GreenYes Archives
[GreenYes Archives] - [Thread Index] - [Date Index]
[Date Prev] - [Date Next] - [Thread Prev] - [Thread Next]

[greenyes] Trashed Recyclables and the Big Picture
    The examples of recyclables being improperly landfilled that have filled
GreenYes for the past week are, indeed, extremely worrisome.

    But, bad though they are, they pale in comparison to the scandal that we
are facing in the future if we do not, ourselves, publicly confront the
implications of a switchover to single-stream programs.

    Before doing so, I would like to indicate that, done properly, there
certainly can well be, and are, individual programs where single stream
makes environmental and economic sense.

    The problem, however, is that there is nothing that compels it to be
done properly.  If not done right, its highly automated structures all too
readily lend themselves to ramping up throughputs in order to drive down
unit costs.

    But, that will have the effect of forcing up residue rates.  Already,
according to a survey that Eureka Recycling commissioned, single stream has
residue rates of 27.2% on an unweighted basis of 15 facilities in 2001,
three times as high as two stream plants.  We must remember, of course, that
this number is before residues at the intermediate processors or end users.
And, as the posting about paper markets today illustrates, the increase in
residuals at the MRF will be mirrored downstream with higher residuals in
the processing needed to upgrade recyclables for reuse, as well.

    That means, before things really start getting seriously bad, we're
already talking about almost half of the material that the public carefully
separates to save the environment winds up being landfilled in the end.
Combined with that, we'll have to wrestle with push-backs by the end
markets, which we are already beginning to see, who have to deal with the
degradation in material quality, which will create the all to real
impression that the entire market infra-structure that we carefully have
built up for the past 15 years is crumbling.

    The question, then, is whether single stream will be done properly or
not.  While there are and will continue to be instances of cases where it
is, we have to look at who controls most of the recycle collection in
America to assess what will be the dominant influence of single stream.  And
that is the large vertically integrated waste companies who make their money
on garbage, not recycling.

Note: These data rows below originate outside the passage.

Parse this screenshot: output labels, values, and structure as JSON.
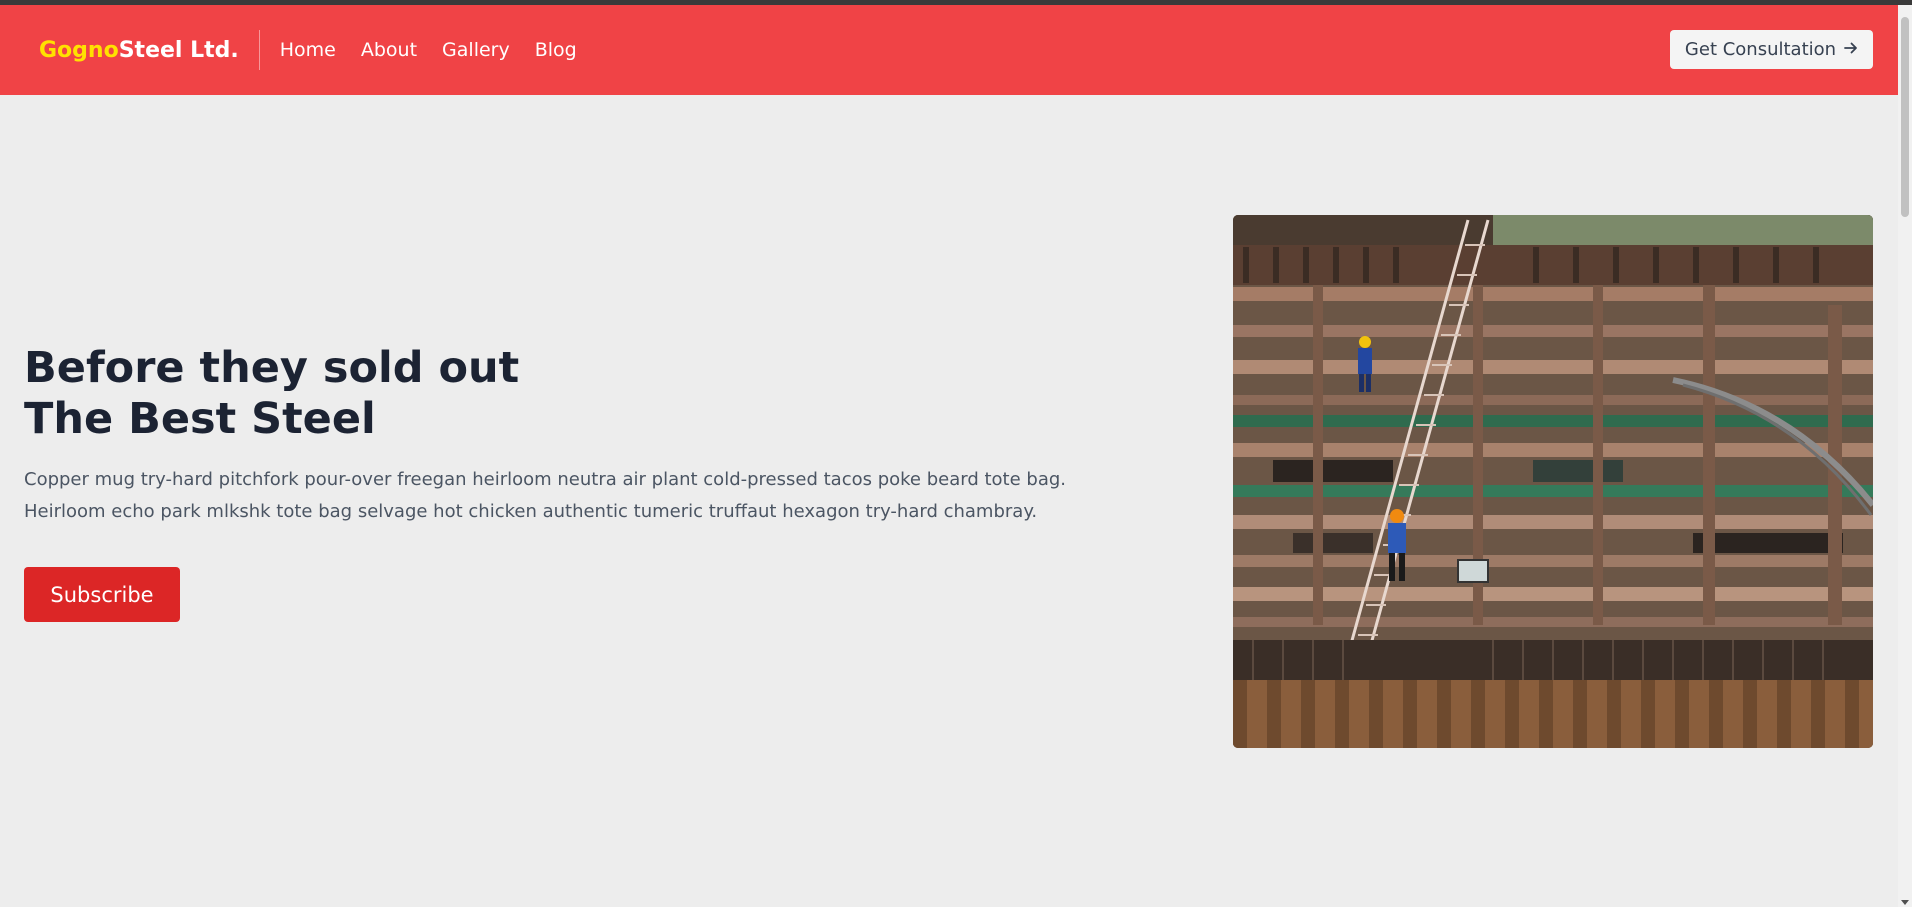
{
  "header": {
    "brand_accent": "Gogno",
    "brand_rest": "Steel Ltd.",
    "nav": [
      "Home",
      "About",
      "Gallery",
      "Blog"
    ],
    "cta_label": "Get Consultation",
    "cta_icon": "arrow-right-icon"
  },
  "hero": {
    "title_line1": "Before they sold out",
    "title_line2": "The Best Steel",
    "desc_line1": "Copper mug try-hard pitchfork pour-over freegan heirloom neutra air plant cold-pressed tacos poke beard tote bag.",
    "desc_line2": "Heirloom echo park mlkshk tote bag selvage hot chicken authentic tumeric truffaut hexagon try-hard chambray.",
    "button_label": "Subscribe"
  },
  "colors": {
    "navbar": "#f04346",
    "brand_accent": "#ffe100",
    "button": "#dc2626",
    "background": "#ededed"
  }
}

    Listen to how the trash industry views recycling in its own words:
          "[R]ecycling has long been the enemy of the solid waste industry,
stealing volumes otherwise headed for landfills."  (Source: Morgan Stanley,
U.S. Investment Research: Environmental Services: Solid-Waste Pricing Debate
Intensifies, March 2, 1998, at p. 1.)
    These integrated waste companies -- i.e. those national firms who link
together hauling with their own landfills -- have overriding economic
incentives to minimize recycling costs and, to the maximum  extent that it
can be done without public recriminations, to also minimize recovery rates
which "steal volumes otherwise headed for landfills." In saying this, I
would insert that they have a legitimate economic interest and they are
entitled to assert their self-interest.  It is just that their interest is
contrary to what the American public wants or expects. (Note that nothing
here necessarily applies to the independent waste haulers without
significant landfill interests.)

    Single stream now gives those same landfill companies a gun to hold to
our heads to achieve their strategy.  By ramping up throughputs, they can
drive down costs and steal business from bona fida MRF enterprises in most
cities and send more and more ostensible recycled materials to their

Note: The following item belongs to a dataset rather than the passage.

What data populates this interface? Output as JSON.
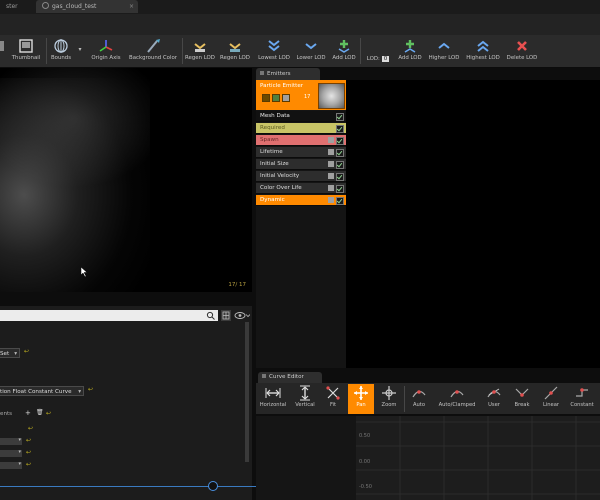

    There are some cities who will write RFP and enforce bids to prevent
residue abuses, but we can count them on one hand.  They do not define the
aggregate impact on recycling in America where cost is the driver (NYC being
only the latest and most pronounced example).  As noted before, this will
result in a recycling version of Gresham's law which says that bad money
forces good money out of circulation, in which bad MRFs will force good MRFs
out of circulation, as is already happening before our eyes in places like
upstate New York, and, I have to think, elsewhere as well.

    We have an immediate choice in this matter.  We can sit back, hold our
breath and wait until John Tierney brings out his carving knife again to
skewer us (and if not him there is a whole retinue of libertarian think
tanks waiting in the wings with bated breath).  Or we can take the offensive
as the recycling community to alert the public up front right now about what
single stream in the hands of the national trash companies means.
Otherwise, when the scandal blows, we will be lumped together with what the
landfill companies are doing, regardless of the facts.

    We need to have some venue to work through what all this means and
what's happening across the landscape so that a coordinated response can be
developed. Perhaps this might be the subject of a roundtable at the NRC in
Baltimore if they are agreeable.

Peter Anderson
4513 Vernon Blvd. Suite 15
Madison, WI 53705
Ph:    (608) 231-1100
Fax:   (608) 233-0011
Cell    (608) 438-9062
email: anderson@no.address

[GreenYes Archives] - [Date Index] - [Thread Index]
[Date Prev] - [Date Next] - [Thread Prev] - [Thread Next]